Our phones, and especially social media, often present stressors based on unfair comparisons from a photo of someone living their “best lives,” sometimes amplified by the viewer’s current mental state when looking at it. The second edition of The Facebook Files, a Wall Street Journal investigative series that launched Sept. 13, reported that a March 2020 slide presentation posted to Facebook’s internal message board said 32% of teen girls who already felt bad about their bodies felt even worse after looking at Instagram.
Still, “unplugging” from social media isn’t the best way to mitigate its stressors, Staton said.
“It may be helpful instead to reflect a bit on what need is being served when we pick up our phones or check social media,” Staton said. “Answering these types of questions and spending some time considering what we hope to gain from social media, phones, etc., may help us determine whether we could meet that need, desire or curiosity in other ways.”
Regarding the news and media we consume, applying critical thinking skills and engaging in active listening about controversial topics is better than completely ignoring them, Staton said. On the heels of a polarizing election season, the news may currently seem toxic to some college students, but Staton said shielding ourselves from news stories’ stressful effects is “not likely to protect us long” from the clickbaited, highly transmissible age of information.
High expectations from parents and future employers can be another culprit to this generation’s high-stress schtick. With seemingly more competition between coworkers than 10 years ago, and with more people currently looking for work after being upended from jobs during the pandemic, financial expectations are frequently put onto new college graduates, despite starkly different circumstances than even 19 months ago, pre-pandemic.
“It’s also relevant to consider how concepts such as ‘success’ are defined in today’s society,” Staton said, “and to wonder how relevant these definitions may be to what some college students truly want for their lives.”
How can we decrease any of these stressors at the college level on a macro scale? “I’m not sure,” Staton said. But the fruits of what could happen on a college campus with lower stress levels would make it look different, to say the least, she said.
“I believe, or at least hope, that if stress were reduced, that college campuses would feel safer and more inclusive for all students,” Staton said. “I believe people could reclaim time that was spent on worry, planning and rumination and instead be better able to focus on productive behavior that is based on self-awareness and, ideally, mindful attention to themselves and others.”
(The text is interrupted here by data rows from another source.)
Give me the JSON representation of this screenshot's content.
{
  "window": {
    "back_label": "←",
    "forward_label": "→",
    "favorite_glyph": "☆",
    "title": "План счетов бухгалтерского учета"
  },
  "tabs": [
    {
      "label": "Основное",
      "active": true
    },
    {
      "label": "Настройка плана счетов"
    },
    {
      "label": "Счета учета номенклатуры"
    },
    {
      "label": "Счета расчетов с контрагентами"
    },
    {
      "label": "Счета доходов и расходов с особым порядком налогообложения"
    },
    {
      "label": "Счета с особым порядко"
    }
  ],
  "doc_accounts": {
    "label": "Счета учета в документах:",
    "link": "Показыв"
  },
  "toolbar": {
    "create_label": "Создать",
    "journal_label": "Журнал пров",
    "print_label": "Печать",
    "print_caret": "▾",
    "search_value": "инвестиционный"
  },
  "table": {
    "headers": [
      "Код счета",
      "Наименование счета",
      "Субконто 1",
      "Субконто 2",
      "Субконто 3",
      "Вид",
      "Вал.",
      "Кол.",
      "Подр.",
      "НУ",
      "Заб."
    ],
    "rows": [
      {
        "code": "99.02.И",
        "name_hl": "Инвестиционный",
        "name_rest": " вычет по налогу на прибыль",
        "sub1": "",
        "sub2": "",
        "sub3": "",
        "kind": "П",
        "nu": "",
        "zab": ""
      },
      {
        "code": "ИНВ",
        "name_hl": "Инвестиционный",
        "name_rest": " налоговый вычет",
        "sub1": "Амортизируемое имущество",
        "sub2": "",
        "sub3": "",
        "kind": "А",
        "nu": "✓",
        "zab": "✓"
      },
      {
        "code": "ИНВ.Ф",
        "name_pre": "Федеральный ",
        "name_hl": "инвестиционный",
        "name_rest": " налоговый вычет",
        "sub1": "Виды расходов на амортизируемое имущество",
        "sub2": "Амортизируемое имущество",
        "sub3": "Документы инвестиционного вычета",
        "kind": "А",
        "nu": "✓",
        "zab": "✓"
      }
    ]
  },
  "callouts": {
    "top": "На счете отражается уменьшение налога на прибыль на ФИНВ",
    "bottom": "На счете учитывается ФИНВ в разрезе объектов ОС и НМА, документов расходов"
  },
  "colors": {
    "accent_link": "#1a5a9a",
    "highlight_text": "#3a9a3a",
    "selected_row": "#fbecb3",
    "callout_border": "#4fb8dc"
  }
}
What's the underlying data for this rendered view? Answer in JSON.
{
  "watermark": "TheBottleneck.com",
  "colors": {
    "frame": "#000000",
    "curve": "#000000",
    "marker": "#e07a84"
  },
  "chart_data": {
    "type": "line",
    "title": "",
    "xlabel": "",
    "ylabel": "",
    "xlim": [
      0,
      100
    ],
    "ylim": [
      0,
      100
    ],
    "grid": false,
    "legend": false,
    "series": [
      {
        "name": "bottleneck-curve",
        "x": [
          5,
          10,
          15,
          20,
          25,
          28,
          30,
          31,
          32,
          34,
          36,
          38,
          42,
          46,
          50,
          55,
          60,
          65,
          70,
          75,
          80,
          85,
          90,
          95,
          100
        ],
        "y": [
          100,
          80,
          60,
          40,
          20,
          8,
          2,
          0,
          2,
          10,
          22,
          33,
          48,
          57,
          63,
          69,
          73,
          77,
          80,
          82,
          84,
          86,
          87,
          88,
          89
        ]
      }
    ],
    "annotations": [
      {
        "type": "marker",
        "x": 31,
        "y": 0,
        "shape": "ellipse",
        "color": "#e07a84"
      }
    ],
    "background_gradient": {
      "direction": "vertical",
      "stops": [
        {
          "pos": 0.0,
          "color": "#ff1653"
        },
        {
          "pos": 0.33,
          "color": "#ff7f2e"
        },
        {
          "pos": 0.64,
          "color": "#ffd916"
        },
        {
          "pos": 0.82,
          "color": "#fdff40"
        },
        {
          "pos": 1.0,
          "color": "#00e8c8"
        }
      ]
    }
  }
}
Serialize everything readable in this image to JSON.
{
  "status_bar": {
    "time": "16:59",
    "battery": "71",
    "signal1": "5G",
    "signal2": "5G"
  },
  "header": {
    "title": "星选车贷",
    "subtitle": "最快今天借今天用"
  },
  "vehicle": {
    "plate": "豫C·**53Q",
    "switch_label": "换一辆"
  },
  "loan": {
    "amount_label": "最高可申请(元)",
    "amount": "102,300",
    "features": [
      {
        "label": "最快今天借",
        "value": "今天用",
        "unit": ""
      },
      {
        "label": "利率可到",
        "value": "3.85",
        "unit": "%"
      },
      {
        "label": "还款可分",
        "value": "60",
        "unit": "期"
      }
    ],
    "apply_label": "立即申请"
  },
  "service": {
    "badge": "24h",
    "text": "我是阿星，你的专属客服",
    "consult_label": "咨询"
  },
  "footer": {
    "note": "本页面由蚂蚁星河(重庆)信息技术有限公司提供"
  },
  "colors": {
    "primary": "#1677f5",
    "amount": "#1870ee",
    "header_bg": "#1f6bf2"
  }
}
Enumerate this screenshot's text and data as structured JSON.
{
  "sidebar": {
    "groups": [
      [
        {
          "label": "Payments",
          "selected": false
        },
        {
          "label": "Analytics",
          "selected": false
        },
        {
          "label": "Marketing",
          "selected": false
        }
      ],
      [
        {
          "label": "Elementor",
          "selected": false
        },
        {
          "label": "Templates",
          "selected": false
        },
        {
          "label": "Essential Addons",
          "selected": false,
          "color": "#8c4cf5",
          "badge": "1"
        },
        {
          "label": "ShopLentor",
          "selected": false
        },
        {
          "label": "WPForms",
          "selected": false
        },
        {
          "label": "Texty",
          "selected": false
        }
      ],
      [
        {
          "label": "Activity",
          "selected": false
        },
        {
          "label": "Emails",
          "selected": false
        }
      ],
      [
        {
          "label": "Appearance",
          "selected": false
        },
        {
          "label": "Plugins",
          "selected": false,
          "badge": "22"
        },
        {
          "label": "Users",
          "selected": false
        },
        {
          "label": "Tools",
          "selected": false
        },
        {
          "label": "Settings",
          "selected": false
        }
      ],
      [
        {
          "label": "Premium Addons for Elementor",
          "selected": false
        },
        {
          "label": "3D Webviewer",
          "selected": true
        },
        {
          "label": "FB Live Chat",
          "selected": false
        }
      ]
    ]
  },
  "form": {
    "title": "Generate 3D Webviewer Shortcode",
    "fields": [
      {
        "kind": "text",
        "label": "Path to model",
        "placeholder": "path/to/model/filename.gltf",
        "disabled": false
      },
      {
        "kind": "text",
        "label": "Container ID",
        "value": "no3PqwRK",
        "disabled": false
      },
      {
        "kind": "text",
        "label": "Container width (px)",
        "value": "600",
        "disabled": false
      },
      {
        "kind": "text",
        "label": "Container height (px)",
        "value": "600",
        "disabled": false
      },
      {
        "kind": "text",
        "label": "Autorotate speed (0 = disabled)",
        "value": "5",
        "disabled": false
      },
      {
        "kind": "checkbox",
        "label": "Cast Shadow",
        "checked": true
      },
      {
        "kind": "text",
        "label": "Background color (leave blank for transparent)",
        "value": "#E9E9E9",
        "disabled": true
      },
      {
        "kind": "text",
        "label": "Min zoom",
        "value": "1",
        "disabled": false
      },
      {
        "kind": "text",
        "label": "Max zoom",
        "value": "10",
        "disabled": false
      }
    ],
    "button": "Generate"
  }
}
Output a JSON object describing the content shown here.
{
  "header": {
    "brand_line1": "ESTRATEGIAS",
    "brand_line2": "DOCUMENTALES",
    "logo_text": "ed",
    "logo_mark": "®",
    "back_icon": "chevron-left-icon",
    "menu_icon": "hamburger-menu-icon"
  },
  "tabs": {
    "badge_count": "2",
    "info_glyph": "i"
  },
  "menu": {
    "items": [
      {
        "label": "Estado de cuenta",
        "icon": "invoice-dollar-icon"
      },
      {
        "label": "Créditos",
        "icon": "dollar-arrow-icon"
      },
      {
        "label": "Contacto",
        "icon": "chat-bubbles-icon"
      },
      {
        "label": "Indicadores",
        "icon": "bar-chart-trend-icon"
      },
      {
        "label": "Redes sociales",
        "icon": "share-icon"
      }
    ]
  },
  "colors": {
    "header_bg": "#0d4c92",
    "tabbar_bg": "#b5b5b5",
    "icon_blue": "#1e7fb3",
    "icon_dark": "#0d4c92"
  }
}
Contact Grant Johnson at firstname.lastname@example.org. For more health & wellness content, stay tuned for the “A Wealth of Health'' column every other Thursday, and follow the culture desk on Twitter and Instagram @Breeze_Culture.